You can get Wide Open West Internet without committing to a contract — but make sure you read the pricing conditions first. WOW’s best prices are only available for those who enroll in AutoPay and paperless billing. The difference is only $5 a month, which is a fair price to pay for the flexibility. WOW also offers whole home WiFi through eero for an extra $9.99/month. More tech-savvy customers can simply purchase eero equipment themselves and save on the fee.

Wide Open West

(Image credit: Wide Open West)

Wide Open West Internet: Performance

  • Tends to buckle under the weight of high usage
  • Some customers get faster speeds than they pay for

Before the pandemic, WOW customers were quite happy with their internet. It dropped now and then, and the upload speeds weren’t terribly high, but overall the sentiment that it was great internet for the price. 

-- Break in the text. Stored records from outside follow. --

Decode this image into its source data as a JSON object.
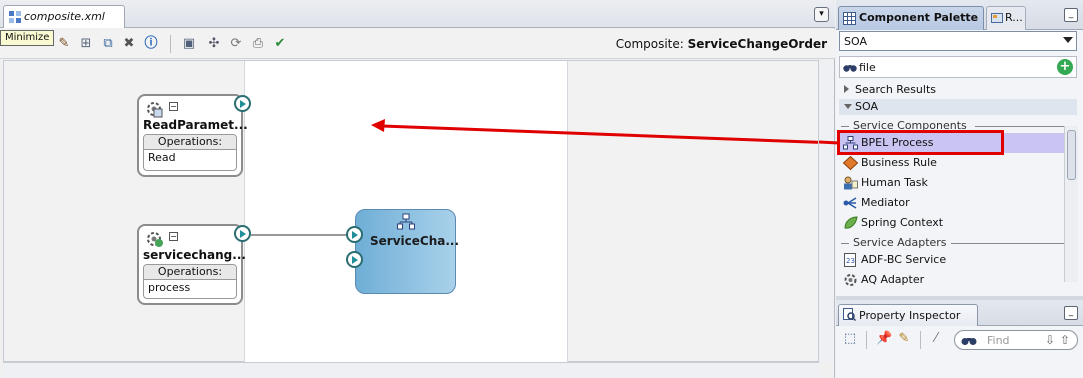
{
  "editor": {
    "tab_title": "composite.xml",
    "tooltip": "Minimize",
    "composite_prefix": "Composite: ",
    "composite_name": "ServiceChangeOrder"
  },
  "canvas": {
    "services": [
      {
        "title": "ReadParamet...",
        "ops_header": "Operations:",
        "operation": "Read"
      },
      {
        "title": "servicechang...",
        "ops_header": "Operations:",
        "operation": "process"
      }
    ],
    "component": {
      "title": "ServiceCha..."
    }
  },
  "palette": {
    "tab_title": "Component Palette",
    "second_tab_title": "R...",
    "selected_category": "SOA",
    "search_value": "file",
    "search_results_label": "Search Results",
    "soa_label": "SOA",
    "service_components_header": "Service Components",
    "service_components": [
      "BPEL Process",
      "Business Rule",
      "Human Task",
      "Mediator",
      "Spring Context"
    ],
    "service_adapters_header": "Service Adapters",
    "service_adapters": [
      "ADF-BC Service",
      "AQ Adapter"
    ]
  },
  "inspector": {
    "tab_title": "Property Inspector",
    "find_placeholder": "Find"
  },
  "colors": {
    "highlight": "#e00000",
    "component_fill": "#8cc0e2",
    "selected_item": "#c9c4f2",
    "port": "#1f8f98"
  }
}
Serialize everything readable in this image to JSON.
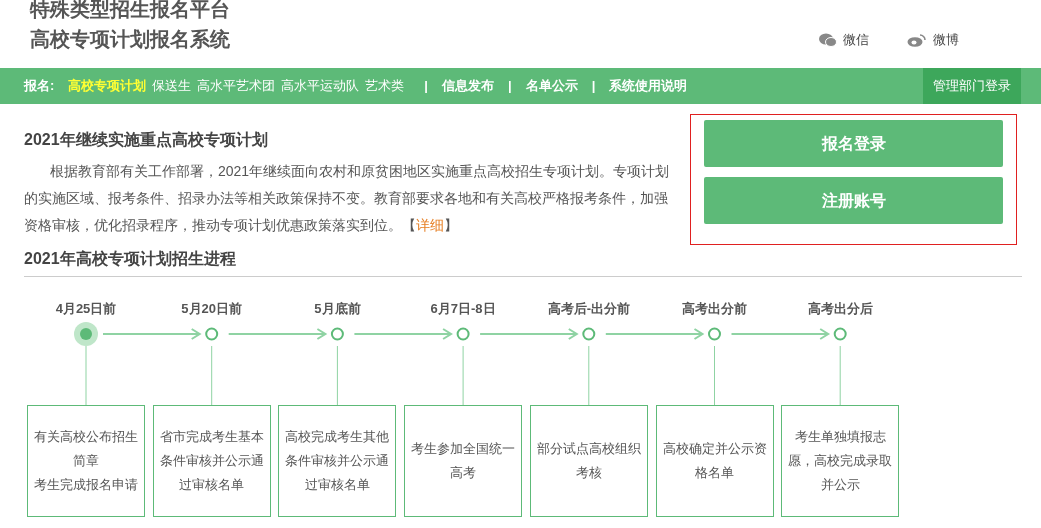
{
  "header": {
    "title_lines": [
      "特殊类型招生报名平台",
      "高校专项计划报名系统"
    ],
    "social": [
      {
        "kind": "wechat",
        "label": "微信"
      },
      {
        "kind": "weibo",
        "label": "微博"
      }
    ]
  },
  "nav": {
    "prefix": "报名:",
    "signup_items": [
      {
        "label": "高校专项计划",
        "selected": true
      },
      {
        "label": "保送生",
        "selected": false
      },
      {
        "label": "高水平艺术团",
        "selected": false
      },
      {
        "label": "高水平运动队",
        "selected": false
      },
      {
        "label": "艺术类",
        "selected": false
      }
    ],
    "main_items": [
      {
        "label": "|",
        "kind": "separator"
      },
      {
        "label": "信息发布",
        "kind": "link"
      },
      {
        "label": "|",
        "kind": "separator"
      },
      {
        "label": "名单公示",
        "kind": "link"
      },
      {
        "label": "|",
        "kind": "separator"
      },
      {
        "label": "系统使用说明",
        "kind": "link"
      }
    ],
    "admin_login": "管理部门登录"
  },
  "intro": {
    "title": "2021年继续实施重点高校专项计划",
    "text": "根据教育部有关工作部署，2021年继续面向农村和原贫困地区实施重点高校招生专项计划。专项计划的实施区域、报考条件、招录办法等相关政策保持不变。教育部要求各地和有关高校严格报考条件，加强资格审核，优化招录程序，推动专项计划优惠政策落实到位。",
    "link_open": "【",
    "link": "详细",
    "link_close": "】"
  },
  "actions": {
    "highlighted": true,
    "buttons": [
      "报名登录",
      "注册账号"
    ]
  },
  "process": {
    "title": "2021年高校专项计划招生进程",
    "steps": [
      {
        "date": "4月25日前",
        "current": true,
        "lines": [
          "有关高校公布招生简章",
          "考生完成报名申请"
        ]
      },
      {
        "date": "5月20日前",
        "current": false,
        "lines": [
          "省市完成考生基本条件审核并公示通过审核名单"
        ]
      },
      {
        "date": "5月底前",
        "current": false,
        "lines": [
          "高校完成考生其他条件审核并公示通过审核名单"
        ]
      },
      {
        "date": "6月7日-8日",
        "current": false,
        "lines": [
          "考生参加全国统一高考"
        ]
      },
      {
        "date": "高考后-出分前",
        "current": false,
        "lines": [
          "部分试点高校组织考核"
        ]
      },
      {
        "date": "高考出分前",
        "current": false,
        "lines": [
          "高校确定并公示资格名单"
        ]
      },
      {
        "date": "高考出分后",
        "current": false,
        "lines": [
          "考生单独填报志愿，高校完成录取并公示"
        ]
      }
    ]
  }
}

WOW’s internet connectivity couldn’t handle the extra load of everyone being home during the pandemic, however, and began dropping more frequently and for longer periods of time. Customers using WOW for their TV as well as their internet seemed to fare worst.

Wide Open West Internet: Customer Reviews

  • Bad connectivity
  • Pricing shenanigans

When you first look up reviews for WOW, they’re almost uniformly positive with a sprinkling of the usual gripes about late technicians or having to wait on hold. Sort reviews by recency, however, and things change dramatically. Starting around the end of 2019, the reviews change to be almost uniformly negative, and the complaints all sound very much the same. 

WOW’s internet drops frequently and technicians are unhelpful. Allowing for that to possibly be a side effect of everyone being home during the pandemic, WOW customers still have a lot to say about the company’s billing practices. Prices get raised despite being locked in via contract, customers keep getting billed after cancellation, and charges for services neither ordered nor received show up.   

Should you choose Wide Open West Internet?

  • Probably not
  • 30-day money-back guarantee

It’s probably not a great idea to count on WOW for your internet until the company has an opportunity to upgrade its infrastructure or fewer people are working from home. The company offers a 30-day money-back guarantee if you want to give it a shot, but keep in mind that one of the recurring complaints about WOW is that customers kept getting billed after they’d shut off service. If other internet options are available in your area, explore them first. 

Susan Arendt

Susan Arendt is a writer, editor, and consultant with more than two decades of experience from companies including AOL, Conde Nast, and The New York Times. You can find her most recent written work on Wired, or look for her on Twitter.  Be prepared to see too many pictures of her dogs.